Record excerpts:
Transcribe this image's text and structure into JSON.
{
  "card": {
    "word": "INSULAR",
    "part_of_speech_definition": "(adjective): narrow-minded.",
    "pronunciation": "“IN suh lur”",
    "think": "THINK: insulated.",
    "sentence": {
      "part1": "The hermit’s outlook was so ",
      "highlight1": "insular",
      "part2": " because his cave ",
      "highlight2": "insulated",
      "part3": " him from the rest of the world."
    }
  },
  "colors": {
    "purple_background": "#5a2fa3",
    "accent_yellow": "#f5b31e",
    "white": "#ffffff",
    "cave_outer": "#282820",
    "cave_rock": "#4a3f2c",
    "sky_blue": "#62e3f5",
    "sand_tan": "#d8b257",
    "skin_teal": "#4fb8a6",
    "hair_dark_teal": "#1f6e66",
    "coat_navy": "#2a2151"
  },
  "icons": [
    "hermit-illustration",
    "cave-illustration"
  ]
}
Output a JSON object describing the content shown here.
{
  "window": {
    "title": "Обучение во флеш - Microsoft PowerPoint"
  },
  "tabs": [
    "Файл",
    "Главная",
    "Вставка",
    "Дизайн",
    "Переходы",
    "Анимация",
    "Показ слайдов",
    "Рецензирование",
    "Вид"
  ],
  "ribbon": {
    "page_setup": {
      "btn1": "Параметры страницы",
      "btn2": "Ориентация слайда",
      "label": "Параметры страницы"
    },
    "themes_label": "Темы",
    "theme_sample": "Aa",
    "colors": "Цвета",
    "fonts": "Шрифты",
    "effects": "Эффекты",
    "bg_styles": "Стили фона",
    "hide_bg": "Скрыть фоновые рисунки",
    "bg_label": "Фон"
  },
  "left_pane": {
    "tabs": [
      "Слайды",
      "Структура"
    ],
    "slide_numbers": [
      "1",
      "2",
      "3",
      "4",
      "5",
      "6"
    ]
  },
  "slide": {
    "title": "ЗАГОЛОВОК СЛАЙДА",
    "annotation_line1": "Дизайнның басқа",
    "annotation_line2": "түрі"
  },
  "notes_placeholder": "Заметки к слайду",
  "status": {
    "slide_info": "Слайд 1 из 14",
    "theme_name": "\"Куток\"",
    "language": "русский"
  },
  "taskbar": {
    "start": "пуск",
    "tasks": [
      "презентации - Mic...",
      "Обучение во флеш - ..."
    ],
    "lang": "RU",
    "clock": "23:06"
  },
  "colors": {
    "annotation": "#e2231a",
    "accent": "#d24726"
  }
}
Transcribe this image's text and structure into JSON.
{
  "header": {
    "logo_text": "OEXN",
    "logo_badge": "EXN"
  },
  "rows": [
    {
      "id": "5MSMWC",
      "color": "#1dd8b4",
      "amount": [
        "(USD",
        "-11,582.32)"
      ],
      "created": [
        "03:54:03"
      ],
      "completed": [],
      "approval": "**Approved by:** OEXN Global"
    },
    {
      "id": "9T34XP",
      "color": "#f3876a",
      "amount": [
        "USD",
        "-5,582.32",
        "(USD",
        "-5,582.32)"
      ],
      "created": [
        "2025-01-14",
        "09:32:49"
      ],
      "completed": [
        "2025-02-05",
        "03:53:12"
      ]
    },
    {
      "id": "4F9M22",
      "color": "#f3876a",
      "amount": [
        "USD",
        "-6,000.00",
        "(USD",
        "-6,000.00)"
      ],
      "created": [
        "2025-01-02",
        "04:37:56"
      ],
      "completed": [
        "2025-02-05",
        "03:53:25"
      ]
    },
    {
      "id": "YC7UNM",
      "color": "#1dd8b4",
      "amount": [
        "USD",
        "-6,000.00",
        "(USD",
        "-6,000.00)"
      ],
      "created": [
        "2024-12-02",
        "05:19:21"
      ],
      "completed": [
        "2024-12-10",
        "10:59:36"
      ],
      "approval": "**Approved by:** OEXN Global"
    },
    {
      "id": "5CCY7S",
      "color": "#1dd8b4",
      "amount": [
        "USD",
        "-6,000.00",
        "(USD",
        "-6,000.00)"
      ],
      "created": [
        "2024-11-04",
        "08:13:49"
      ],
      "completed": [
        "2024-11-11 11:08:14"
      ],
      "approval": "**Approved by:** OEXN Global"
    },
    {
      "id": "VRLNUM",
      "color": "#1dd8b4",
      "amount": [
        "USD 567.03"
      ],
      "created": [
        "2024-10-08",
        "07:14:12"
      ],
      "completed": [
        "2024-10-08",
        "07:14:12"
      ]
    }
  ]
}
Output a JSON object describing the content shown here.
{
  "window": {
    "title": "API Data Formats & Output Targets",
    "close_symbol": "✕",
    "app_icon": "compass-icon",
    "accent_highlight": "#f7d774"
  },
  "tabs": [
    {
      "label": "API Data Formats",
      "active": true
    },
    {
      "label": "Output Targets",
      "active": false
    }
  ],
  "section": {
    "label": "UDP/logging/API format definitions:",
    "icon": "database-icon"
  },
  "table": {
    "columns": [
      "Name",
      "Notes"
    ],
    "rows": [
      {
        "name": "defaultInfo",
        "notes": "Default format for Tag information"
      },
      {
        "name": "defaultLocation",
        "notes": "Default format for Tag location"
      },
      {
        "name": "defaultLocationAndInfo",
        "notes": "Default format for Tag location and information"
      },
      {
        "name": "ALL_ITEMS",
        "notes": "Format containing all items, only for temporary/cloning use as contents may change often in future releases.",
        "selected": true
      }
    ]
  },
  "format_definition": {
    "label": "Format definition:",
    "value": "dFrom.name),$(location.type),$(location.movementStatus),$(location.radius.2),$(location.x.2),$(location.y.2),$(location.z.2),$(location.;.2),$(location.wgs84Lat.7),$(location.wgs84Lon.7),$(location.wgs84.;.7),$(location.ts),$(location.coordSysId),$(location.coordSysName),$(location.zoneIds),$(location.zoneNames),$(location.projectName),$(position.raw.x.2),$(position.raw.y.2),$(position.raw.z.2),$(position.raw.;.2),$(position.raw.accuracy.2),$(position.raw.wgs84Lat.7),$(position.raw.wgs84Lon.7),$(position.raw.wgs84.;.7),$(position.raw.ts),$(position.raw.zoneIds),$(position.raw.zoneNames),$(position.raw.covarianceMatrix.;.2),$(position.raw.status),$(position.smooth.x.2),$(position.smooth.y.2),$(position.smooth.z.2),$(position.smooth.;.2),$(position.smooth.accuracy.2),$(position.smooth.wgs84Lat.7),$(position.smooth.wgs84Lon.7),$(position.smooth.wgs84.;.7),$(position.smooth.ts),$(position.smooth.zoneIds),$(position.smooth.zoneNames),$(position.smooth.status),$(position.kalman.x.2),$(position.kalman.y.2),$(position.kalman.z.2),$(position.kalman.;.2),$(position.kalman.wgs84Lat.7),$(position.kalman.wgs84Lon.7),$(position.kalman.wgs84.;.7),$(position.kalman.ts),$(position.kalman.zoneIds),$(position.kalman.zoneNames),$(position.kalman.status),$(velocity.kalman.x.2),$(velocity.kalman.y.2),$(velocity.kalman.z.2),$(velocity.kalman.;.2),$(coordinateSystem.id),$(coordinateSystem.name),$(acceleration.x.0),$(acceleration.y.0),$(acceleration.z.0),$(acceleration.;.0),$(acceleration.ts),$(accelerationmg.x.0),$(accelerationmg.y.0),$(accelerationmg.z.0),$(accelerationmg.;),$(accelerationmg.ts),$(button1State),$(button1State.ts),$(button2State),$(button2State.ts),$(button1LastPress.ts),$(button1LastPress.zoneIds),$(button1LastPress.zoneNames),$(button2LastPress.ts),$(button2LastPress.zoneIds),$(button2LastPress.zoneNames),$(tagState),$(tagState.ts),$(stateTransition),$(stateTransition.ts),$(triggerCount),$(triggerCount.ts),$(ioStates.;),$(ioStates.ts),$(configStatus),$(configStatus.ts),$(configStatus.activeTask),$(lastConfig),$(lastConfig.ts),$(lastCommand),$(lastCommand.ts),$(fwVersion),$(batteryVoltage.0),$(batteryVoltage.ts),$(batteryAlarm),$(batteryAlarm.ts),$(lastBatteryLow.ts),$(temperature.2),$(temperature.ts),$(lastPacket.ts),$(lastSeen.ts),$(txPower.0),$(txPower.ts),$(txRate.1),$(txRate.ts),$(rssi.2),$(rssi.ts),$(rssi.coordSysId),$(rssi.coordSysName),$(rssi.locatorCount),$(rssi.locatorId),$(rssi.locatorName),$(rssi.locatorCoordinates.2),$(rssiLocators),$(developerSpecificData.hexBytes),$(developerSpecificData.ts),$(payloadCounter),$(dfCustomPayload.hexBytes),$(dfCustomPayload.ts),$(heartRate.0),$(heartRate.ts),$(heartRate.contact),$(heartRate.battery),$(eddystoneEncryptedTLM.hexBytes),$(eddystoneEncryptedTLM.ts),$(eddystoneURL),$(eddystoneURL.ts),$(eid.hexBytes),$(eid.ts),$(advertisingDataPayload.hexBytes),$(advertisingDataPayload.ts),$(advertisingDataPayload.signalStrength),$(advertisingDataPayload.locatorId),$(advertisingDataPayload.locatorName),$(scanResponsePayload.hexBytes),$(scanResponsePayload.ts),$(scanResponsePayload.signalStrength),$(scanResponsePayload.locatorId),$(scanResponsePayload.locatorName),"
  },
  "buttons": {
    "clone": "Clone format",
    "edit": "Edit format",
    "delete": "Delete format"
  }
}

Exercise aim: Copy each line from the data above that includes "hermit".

Reply to the task:
      "part1": "The hermit’s outlook was so ",
    "hermit-illustration",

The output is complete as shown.